Posted in Campus, Politics by Evan Lisull on 28 August 2008

Shocking news from UT-Austin:

College students today celebrate 21st birthdays with an average of 12 drinks for men and nine for women, finds the most in-depth picture yet of the consequences of extreme partying.

The University of Texas at Austin research found 78 percent of students cited ill effects, including hangovers (54 percent). Of 44 percent who had blackouts, 22 percent found out later that they had sex; 22 percent got in a fight or argument. And 39 percent didn’t know how they got home.

Next you’ll be telling me that public sex acts are illegal! Oh, wait. I’m a bit surprised at how low these numbers are: only 54 percent with hangovers? Although this is probably the most amusing study these researchers have done in their careers, the results also yielded a pertinent insight:

Texas’ larger study of 2,200 also looked at drinking in the two weeks before and after the 21st birthday and found frequency of drinking increases after 21, but quantity decreases.

Psychology professor Kim Fromme, who directs the Texas study, says turning 21 decreases the risk associated with heavy episodic drinking. Overall, the research found most students drank twice a week or less; 19-year-olds drank the most.

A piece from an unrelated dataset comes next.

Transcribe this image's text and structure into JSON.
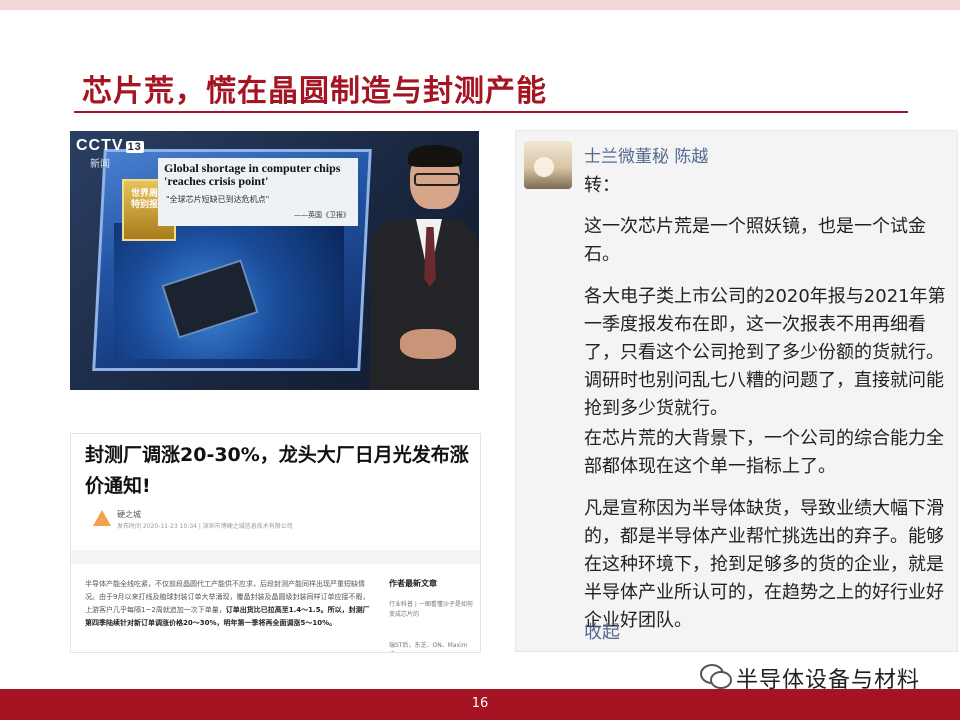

So much for that argument. An aspect of the drinking age debate that sometimes gets overlooked is the fact that if the drinking age were 18, many drinking-age birthdays would occur while the new adults were still living at home. While there certainly would still be a good deal of shenanigans, the home environment could do a lot to stymie some of the more outrageous and dangerous behavior that occurs when that kid heads off to college.

As Tyler Cowen has pointed out, if the current policy were so effective, why not make the drinking age 25? 50? Hell, why not ban the substance outright? Oh, right: we did, and it was a miserable failure. Yet some people never learn:

Laura Dean-Mooney, national president of the Irving, Texas-based Mothers Against Drunk Driving, isn’t convinced.

“Increasing access is not going to reduce binge drinking. Access would be increased,” she says.

Because that worked in the 1920s. And it really works now, since freshmen who finally get their hands on some liquor are in no way inclined to overdo it. Right? Right?